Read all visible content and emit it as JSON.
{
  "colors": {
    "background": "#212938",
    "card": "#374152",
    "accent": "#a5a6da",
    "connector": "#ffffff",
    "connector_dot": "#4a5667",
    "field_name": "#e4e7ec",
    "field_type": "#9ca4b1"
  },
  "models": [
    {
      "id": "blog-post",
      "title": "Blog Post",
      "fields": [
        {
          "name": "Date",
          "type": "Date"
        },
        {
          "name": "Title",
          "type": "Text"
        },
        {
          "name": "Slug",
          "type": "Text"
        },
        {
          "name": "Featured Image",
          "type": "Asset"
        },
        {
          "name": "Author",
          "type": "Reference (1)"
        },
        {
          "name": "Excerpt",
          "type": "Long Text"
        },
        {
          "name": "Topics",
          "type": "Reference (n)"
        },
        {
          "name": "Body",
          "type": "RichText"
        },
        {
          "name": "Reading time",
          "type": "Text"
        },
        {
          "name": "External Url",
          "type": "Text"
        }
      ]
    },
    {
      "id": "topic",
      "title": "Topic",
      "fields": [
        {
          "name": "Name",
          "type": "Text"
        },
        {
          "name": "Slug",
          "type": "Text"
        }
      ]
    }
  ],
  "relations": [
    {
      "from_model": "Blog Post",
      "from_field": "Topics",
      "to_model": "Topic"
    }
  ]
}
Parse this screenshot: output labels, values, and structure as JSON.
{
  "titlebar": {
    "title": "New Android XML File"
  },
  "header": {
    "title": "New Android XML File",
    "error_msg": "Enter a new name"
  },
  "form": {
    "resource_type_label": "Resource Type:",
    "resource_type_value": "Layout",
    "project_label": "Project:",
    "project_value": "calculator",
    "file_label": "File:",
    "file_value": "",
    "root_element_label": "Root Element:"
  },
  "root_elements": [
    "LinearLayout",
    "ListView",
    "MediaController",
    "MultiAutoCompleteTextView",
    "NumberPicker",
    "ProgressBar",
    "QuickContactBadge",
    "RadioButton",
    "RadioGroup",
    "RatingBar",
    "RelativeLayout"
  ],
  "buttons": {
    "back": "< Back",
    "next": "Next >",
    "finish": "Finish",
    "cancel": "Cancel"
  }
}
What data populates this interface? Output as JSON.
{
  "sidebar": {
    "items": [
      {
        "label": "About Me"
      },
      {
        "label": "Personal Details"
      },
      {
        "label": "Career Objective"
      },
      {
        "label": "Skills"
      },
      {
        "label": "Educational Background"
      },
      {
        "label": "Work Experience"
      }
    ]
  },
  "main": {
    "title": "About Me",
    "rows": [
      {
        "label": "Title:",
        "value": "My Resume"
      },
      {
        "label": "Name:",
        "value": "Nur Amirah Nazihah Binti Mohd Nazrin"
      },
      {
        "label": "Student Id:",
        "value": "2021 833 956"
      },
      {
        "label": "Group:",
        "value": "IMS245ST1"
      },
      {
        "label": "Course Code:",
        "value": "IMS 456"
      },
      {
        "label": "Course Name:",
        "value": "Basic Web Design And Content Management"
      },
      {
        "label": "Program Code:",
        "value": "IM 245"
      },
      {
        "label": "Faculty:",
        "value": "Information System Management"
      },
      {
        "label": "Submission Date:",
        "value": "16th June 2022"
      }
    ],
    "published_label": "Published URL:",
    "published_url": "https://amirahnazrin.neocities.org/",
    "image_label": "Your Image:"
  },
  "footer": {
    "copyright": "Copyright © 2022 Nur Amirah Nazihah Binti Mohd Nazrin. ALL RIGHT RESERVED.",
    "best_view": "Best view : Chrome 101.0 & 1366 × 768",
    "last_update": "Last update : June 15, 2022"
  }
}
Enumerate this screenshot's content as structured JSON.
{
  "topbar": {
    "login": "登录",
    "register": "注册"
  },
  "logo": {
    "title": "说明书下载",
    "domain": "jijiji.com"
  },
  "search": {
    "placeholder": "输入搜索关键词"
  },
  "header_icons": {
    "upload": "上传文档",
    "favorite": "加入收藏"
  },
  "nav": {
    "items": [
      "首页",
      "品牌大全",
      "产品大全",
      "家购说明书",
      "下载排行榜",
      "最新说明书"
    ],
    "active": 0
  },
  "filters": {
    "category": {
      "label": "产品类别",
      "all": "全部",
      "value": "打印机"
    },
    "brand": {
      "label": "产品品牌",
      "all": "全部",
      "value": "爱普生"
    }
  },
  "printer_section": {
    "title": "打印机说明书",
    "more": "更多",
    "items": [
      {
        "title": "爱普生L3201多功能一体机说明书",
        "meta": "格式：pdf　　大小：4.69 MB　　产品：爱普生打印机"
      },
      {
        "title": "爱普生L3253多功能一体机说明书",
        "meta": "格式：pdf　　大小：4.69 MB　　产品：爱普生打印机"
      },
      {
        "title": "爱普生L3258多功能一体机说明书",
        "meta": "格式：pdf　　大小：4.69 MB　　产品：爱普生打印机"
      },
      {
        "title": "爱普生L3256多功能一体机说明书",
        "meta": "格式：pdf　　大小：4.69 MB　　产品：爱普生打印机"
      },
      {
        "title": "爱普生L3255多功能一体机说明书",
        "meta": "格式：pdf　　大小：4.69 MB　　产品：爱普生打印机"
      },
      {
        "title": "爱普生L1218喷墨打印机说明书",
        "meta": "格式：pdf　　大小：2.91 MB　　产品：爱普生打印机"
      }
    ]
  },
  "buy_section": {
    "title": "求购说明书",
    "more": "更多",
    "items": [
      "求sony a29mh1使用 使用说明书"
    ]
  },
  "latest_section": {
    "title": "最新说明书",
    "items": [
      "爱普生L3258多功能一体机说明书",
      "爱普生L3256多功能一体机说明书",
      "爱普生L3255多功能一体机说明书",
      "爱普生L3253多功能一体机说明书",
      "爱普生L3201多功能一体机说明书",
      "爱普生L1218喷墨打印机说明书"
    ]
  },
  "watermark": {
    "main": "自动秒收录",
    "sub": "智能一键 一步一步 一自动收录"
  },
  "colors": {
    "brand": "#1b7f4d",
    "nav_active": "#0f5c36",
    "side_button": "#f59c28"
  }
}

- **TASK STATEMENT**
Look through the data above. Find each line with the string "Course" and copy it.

- **EXERCISE OUTPUT**
        "label": "Course Code:",
        "label": "Course Name:",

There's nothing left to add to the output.